Furthermore, women who are aggressive and disruptive in their own teen years are more likely to become depressed in pregnancy, so that the mothers’ history predicts their own children’s antisocial behaviour.
That is the conclusion of a new longitudinal study conducted by researchers at Cardiff University, King’s College London, and the University of Bristol. The research appears in the January/February 2010 issue of the journal Child Development.
The study considered the role of mothers’ depression during pregnancy by looking at 120 British youth from inner-city areas.
Professor Dale F. Hay, Professor of Psychology at Cardiff University, said; “Much attention has been given to the effects of postnatal depression on young infants but depression during pregnancy may also affect the unborn child.”
The youths’ mothers were interviewed while they were pregnant, after they gave birth, and when their children were four, 11, and 16 years old.
The study found that mothers who became depressed when pregnant were four times as likely to have children who were violent at 16. This was true for both boys and girls. The mothers’ depression, in turn, was predicted by their own aggressive and disruptive behaviour as teens.
The link between depression in pregnancy and the children’s violence couldn’t be explained by other factors in the families’ environments, such as social class, ethnicity, or family structure; the mothers’ age, education, marital status, or IQ; or depression at other times in the children’s lives.
Professor Hay said: “Although it’s not yet clear exactly how depression in pregnancy might set infants on a pathway toward increased antisocial behaviour, our findings suggest that women with a history of conduct problems who become depressed in pregnancy may be in special need of support.”

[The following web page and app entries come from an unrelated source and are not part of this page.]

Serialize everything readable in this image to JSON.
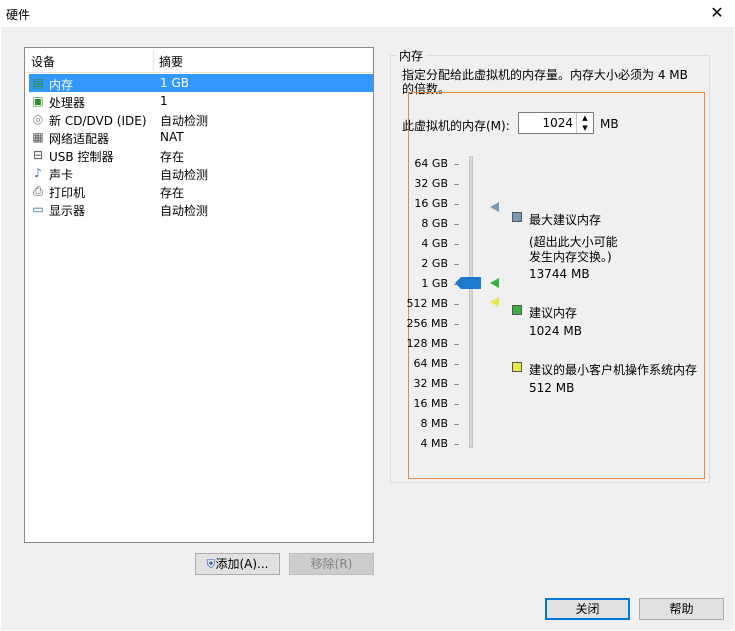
{
  "window": {
    "title": "硬件",
    "close_glyph": "✕"
  },
  "device_list": {
    "columns": [
      "设备",
      "摘要"
    ],
    "rows": [
      {
        "name": "内存",
        "summary": "1 GB",
        "icon": "memory-icon",
        "selected": true
      },
      {
        "name": "处理器",
        "summary": "1",
        "icon": "processor-icon"
      },
      {
        "name": "新 CD/DVD (IDE)",
        "summary": "自动检测",
        "icon": "cd-dvd-icon"
      },
      {
        "name": "网络适配器",
        "summary": "NAT",
        "icon": "network-adapter-icon"
      },
      {
        "name": "USB 控制器",
        "summary": "存在",
        "icon": "usb-icon"
      },
      {
        "name": "声卡",
        "summary": "自动检测",
        "icon": "sound-card-icon"
      },
      {
        "name": "打印机",
        "summary": "存在",
        "icon": "printer-icon"
      },
      {
        "name": "显示器",
        "summary": "自动检测",
        "icon": "display-icon"
      }
    ]
  },
  "buttons": {
    "add": "添加(A)...",
    "remove": "移除(R)",
    "close": "关闭",
    "help": "帮助"
  },
  "memory": {
    "group_title": "内存",
    "description": "指定分配给此虚拟机的内存量。内存大小必须为 4 MB 的倍数。",
    "field_label": "此虚拟机的内存(M):",
    "value": "1024",
    "unit": "MB",
    "scale": [
      "64 GB",
      "32 GB",
      "16 GB",
      "8 GB",
      "4 GB",
      "2 GB",
      "1 GB",
      "512 MB",
      "256 MB",
      "128 MB",
      "64 MB",
      "32 MB",
      "16 MB",
      "8 MB",
      "4 MB"
    ],
    "legend": {
      "max": {
        "title": "最大建议内存",
        "note1": "(超出此大小可能",
        "note2": "发生内存交换。)",
        "value": "13744 MB",
        "color": "#7a98b8"
      },
      "recommended": {
        "title": "建议内存",
        "value": "1024 MB",
        "color": "#3cb043"
      },
      "min": {
        "title": "建议的最小客户机操作系统内存",
        "value": "512 MB",
        "color": "#e8e84a"
      }
    }
  }
}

Mothers’ Antenatal Depression and Their Children’s Antisocial Outcomes by Hay, DF (Cardiff University), Pawlby, S (King’s College London), Waters, CS, and Perra, O (Cardiff University), and Sharp, D (University of Bristol) Child Development, Vol. 81, Issue 1. Copyright 2010 The Society for Research in Child Development, Inc. All rights reserved.